Dataset:
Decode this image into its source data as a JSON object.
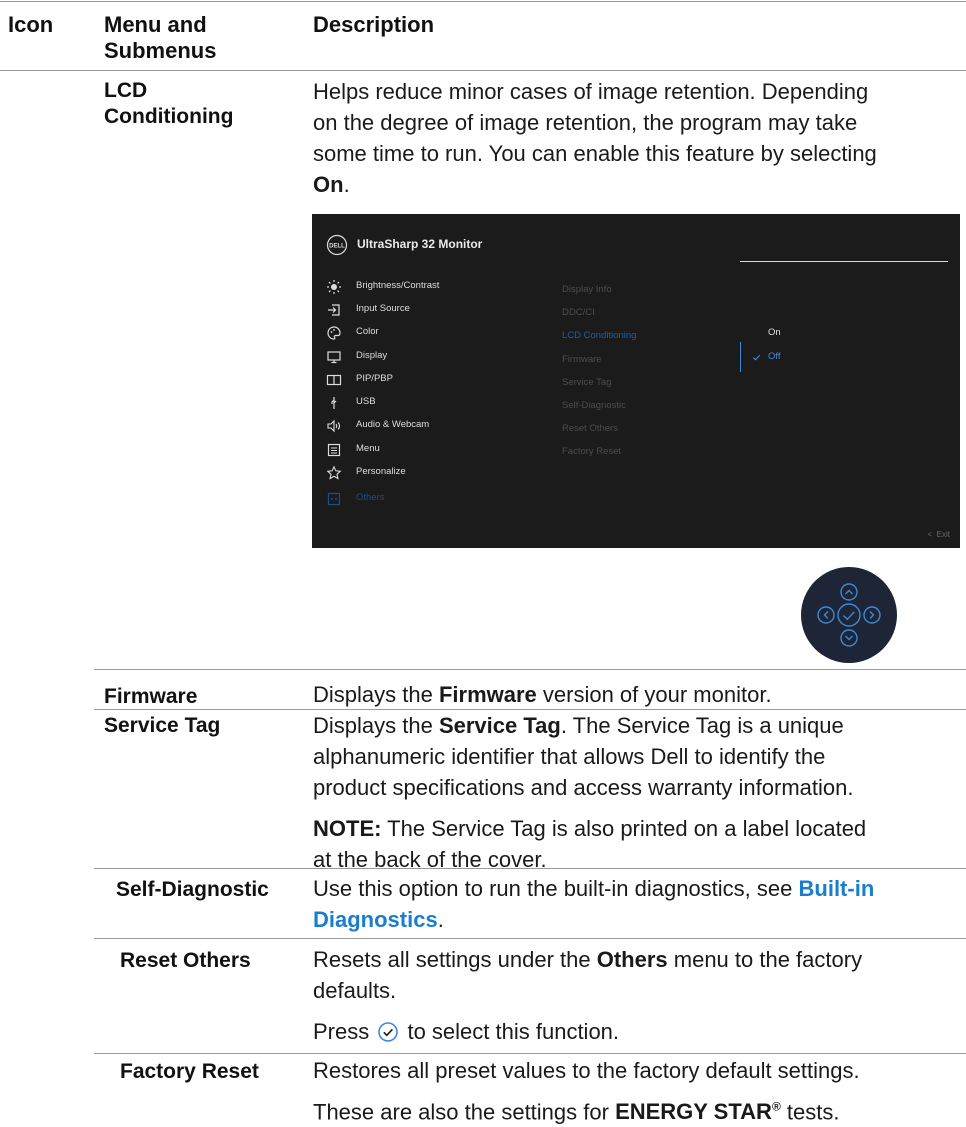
{
  "header": {
    "col_icon": "Icon",
    "col_menu_line1": "Menu and",
    "col_menu_line2": "Submenus",
    "col_desc": "Description"
  },
  "lcd": {
    "term_line1": "LCD",
    "term_line2": "Conditioning",
    "desc_line1": "Helps reduce minor cases of image retention. Depending",
    "desc_line2": "on the degree of image retention, the program may take",
    "desc_line3": "some time to run. You can enable this feature by selecting",
    "desc_on": "On",
    "desc_period": "."
  },
  "osd": {
    "title": "UltraSharp 32 Monitor",
    "logo_text": "DELL",
    "menu": [
      {
        "label": "Brightness/Contrast",
        "icon": "sun-icon"
      },
      {
        "label": "Input Source",
        "icon": "input-source-icon"
      },
      {
        "label": "Color",
        "icon": "palette-icon"
      },
      {
        "label": "Display",
        "icon": "monitor-icon"
      },
      {
        "label": "PIP/PBP",
        "icon": "pip-icon"
      },
      {
        "label": "USB",
        "icon": "usb-icon"
      },
      {
        "label": "Audio & Webcam",
        "icon": "speaker-icon"
      },
      {
        "label": "Menu",
        "icon": "menu-icon"
      },
      {
        "label": "Personalize",
        "icon": "star-icon"
      },
      {
        "label": "Others",
        "icon": "others-icon"
      }
    ],
    "submenu": [
      "Display Info",
      "DDC/CI",
      "LCD Conditioning",
      "Firmware",
      "Service Tag",
      "Self-Diagnostic",
      "Reset Others",
      "Factory Reset"
    ],
    "options": {
      "on": "On",
      "off": "Off"
    },
    "exit": "Exit",
    "active_color": "#1d5ea6",
    "bg_color": "#1b1b1b"
  },
  "firmware": {
    "term": "Firmware",
    "desc_pre": "Displays the ",
    "desc_bold": "Firmware",
    "desc_post": " version of your monitor."
  },
  "service_tag": {
    "term": "Service Tag",
    "desc_pre": "Displays the ",
    "desc_bold": "Service Tag",
    "desc_post": ". The Service Tag is a unique",
    "desc_line2": "alphanumeric identifier that allows Dell to identify the",
    "desc_line3": "product specifications and access warranty information.",
    "note_bold": "NOTE:",
    "note_line1": " The Service Tag is also printed on a label located",
    "note_line2": "at the back of the cover."
  },
  "self_diag": {
    "term": "Self-Diagnostic",
    "desc_pre": "Use this option to run the built-in diagnostics, see ",
    "link_line1": "Built-in",
    "link_line2": "Diagnostics",
    "desc_post": "."
  },
  "reset_others": {
    "term": "Reset Others",
    "desc_pre": "Resets all settings under the ",
    "desc_bold": "Others",
    "desc_post": " menu to the factory",
    "desc_line2": "defaults.",
    "press_pre": "Press ",
    "press_post": " to select this function."
  },
  "factory_reset": {
    "term": "Factory Reset",
    "desc_line1": "Restores all preset values to the factory default settings.",
    "desc_line2_pre": "These are also the settings for ",
    "desc_line2_bold": "ENERGY STAR",
    "desc_line2_sup": "®",
    "desc_line2_post": " tests."
  }
}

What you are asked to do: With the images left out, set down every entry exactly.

Solution:
Decode this image into its source data as a JSON object.
{
  "header": {
    "col_icon": "Icon",
    "col_menu_line1": "Menu and",
    "col_menu_line2": "Submenus",
    "col_desc": "Description"
  },
  "lcd": {
    "term_line1": "LCD",
    "term_line2": "Conditioning",
    "desc_line1": "Helps reduce minor cases of image retention. Depending",
    "desc_line2": "on the degree of image retention, the program may take",
    "desc_line3": "some time to run. You can enable this feature by selecting",
    "desc_on": "On",
    "desc_period": "."
  },
  "osd": {
    "title": "UltraSharp 32 Monitor",
    "logo_text": "DELL",
    "menu": [
      {
        "label": "Brightness/Contrast",
        "icon": "sun-icon"
      },
      {
        "label": "Input Source",
        "icon": "input-source-icon"
      },
      {
        "label": "Color",
        "icon": "palette-icon"
      },
      {
        "label": "Display",
        "icon": "monitor-icon"
      },
      {
        "label": "PIP/PBP",
        "icon": "pip-icon"
      },
      {
        "label": "USB",
        "icon": "usb-icon"
      },
      {
        "label": "Audio & Webcam",
        "icon": "speaker-icon"
      },
      {
        "label": "Menu",
        "icon": "menu-icon"
      },
      {
        "label": "Personalize",
        "icon": "star-icon"
      },
      {
        "label": "Others",
        "icon": "others-icon"
      }
    ],
    "submenu": [
      "Display Info",
      "DDC/CI",
      "LCD Conditioning",
      "Firmware",
      "Service Tag",
      "Self-Diagnostic",
      "Reset Others",
      "Factory Reset"
    ],
    "options": {
      "on": "On",
      "off": "Off"
    },
    "exit": "Exit",
    "active_color": "#1d5ea6",
    "bg_color": "#1b1b1b"
  },
  "firmware": {
    "term": "Firmware",
    "desc_pre": "Displays the ",
    "desc_bold": "Firmware",
    "desc_post": " version of your monitor."
  },
  "service_tag": {
    "term": "Service Tag",
    "desc_pre": "Displays the ",
    "desc_bold": "Service Tag",
    "desc_post": ". The Service Tag is a unique",
    "desc_line2": "alphanumeric identifier that allows Dell to identify the",
    "desc_line3": "product specifications and access warranty information.",
    "note_bold": "NOTE:",
    "note_line1": " The Service Tag is also printed on a label located",
    "note_line2": "at the back of the cover."
  },
  "self_diag": {
    "term": "Self-Diagnostic",
    "desc_pre": "Use this option to run the built-in diagnostics, see ",
    "link_line1": "Built-in",
    "link_line2": "Diagnostics",
    "desc_post": "."
  },
  "reset_others": {
    "term": "Reset Others",
    "desc_pre": "Resets all settings under the ",
    "desc_bold": "Others",
    "desc_post": " menu to the factory",
    "desc_line2": "defaults.",
    "press_pre": "Press ",
    "press_post": " to select this function."
  },
  "factory_reset": {
    "term": "Factory Reset",
    "desc_line1": "Restores all preset values to the factory default settings.",
    "desc_line2_pre": "These are also the settings for ",
    "desc_line2_bold": "ENERGY STAR",
    "desc_line2_sup": "®",
    "desc_line2_post": " tests."
  }
}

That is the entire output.